Available records: Begin

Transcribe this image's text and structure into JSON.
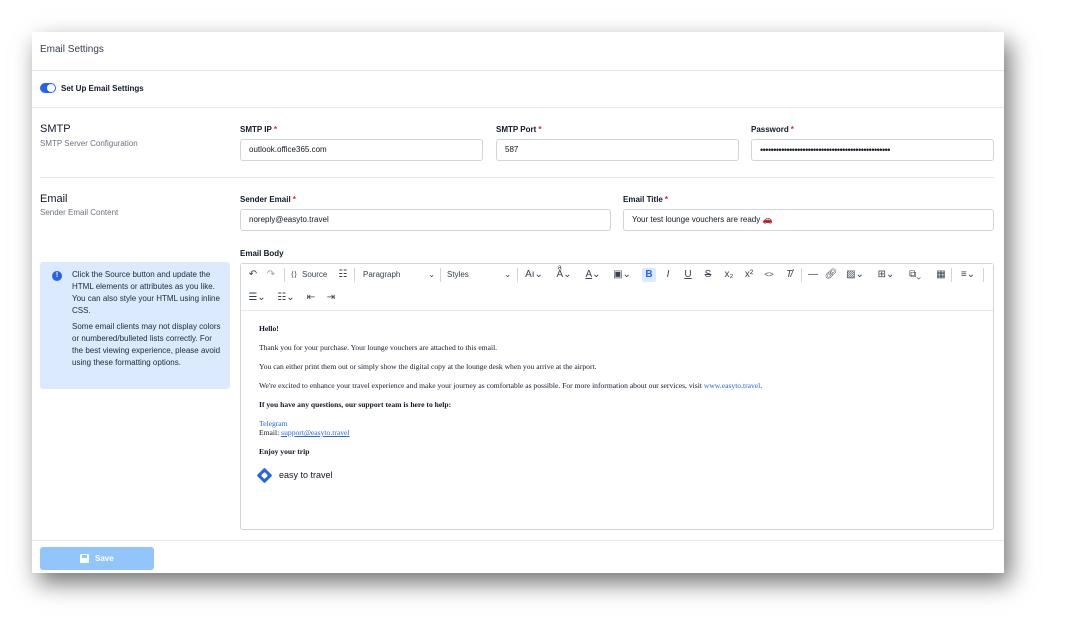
{
  "page": {
    "title": "Email Settings"
  },
  "toggle": {
    "label": "Set Up Email Settings",
    "enabled": true,
    "accent": "#2563eb"
  },
  "smtp": {
    "title": "SMTP",
    "subtitle": "SMTP Server Configuration",
    "ip_label": "SMTP IP",
    "ip_value": "outlook.office365.com",
    "port_label": "SMTP Port",
    "port_value": "587",
    "password_label": "Password",
    "password_value": "•••••••••••••••••••••••••••••••••••••••••••••••••"
  },
  "email": {
    "title": "Email",
    "subtitle": "Sender Email Content",
    "sender_label": "Sender Email",
    "sender_value": "noreply@easyto.travel",
    "title_label": "Email Title",
    "title_value": "Your test lounge vouchers are ready 🚗",
    "body_label": "Email Body"
  },
  "required_mark": "*",
  "info": {
    "icon": "!",
    "paragraph1": "Click the Source button and update the HTML elements or attributes as you like. You can also style your HTML using inline CSS.",
    "paragraph2": "Some email clients may not display colors or numbered/bulleted lists correctly. For the best viewing experience, please avoid using these formatting options."
  },
  "toolbar": {
    "source_label": "Source",
    "paragraph_label": "Paragraph",
    "styles_label": "Styles"
  },
  "body": {
    "greeting": "Hello!",
    "line1": "Thank you for your purchase. Your lounge vouchers are attached to this email.",
    "line2": "You can either print them out or simply show the digital copy at the lounge desk when you arrive at the airport.",
    "line3_text": "We're excited to enhance your travel experience and make your journey as comfortable as possible. For more information about our services, visit ",
    "line3_link": "www.easyto.travel",
    "line3_end": ".",
    "questions": "If you have any questions, our support team is here to help:",
    "telegram": "Telegram",
    "email_prefix": "Email: ",
    "email_link": "support@easyto.travel",
    "signoff": "Enjoy your trip",
    "logo_text": "easy to travel"
  },
  "footer": {
    "save_label": "Save"
  }
}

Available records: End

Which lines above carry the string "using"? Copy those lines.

Exercise response ->
    "paragraph1": "Click the Source button and update the HTML elements or attributes as you like. You can also style your HTML using inline CSS.",
    "paragraph2": "Some email clients may not display colors or numbered/bulleted lists correctly. For the best viewing experience, please avoid using these formatting options."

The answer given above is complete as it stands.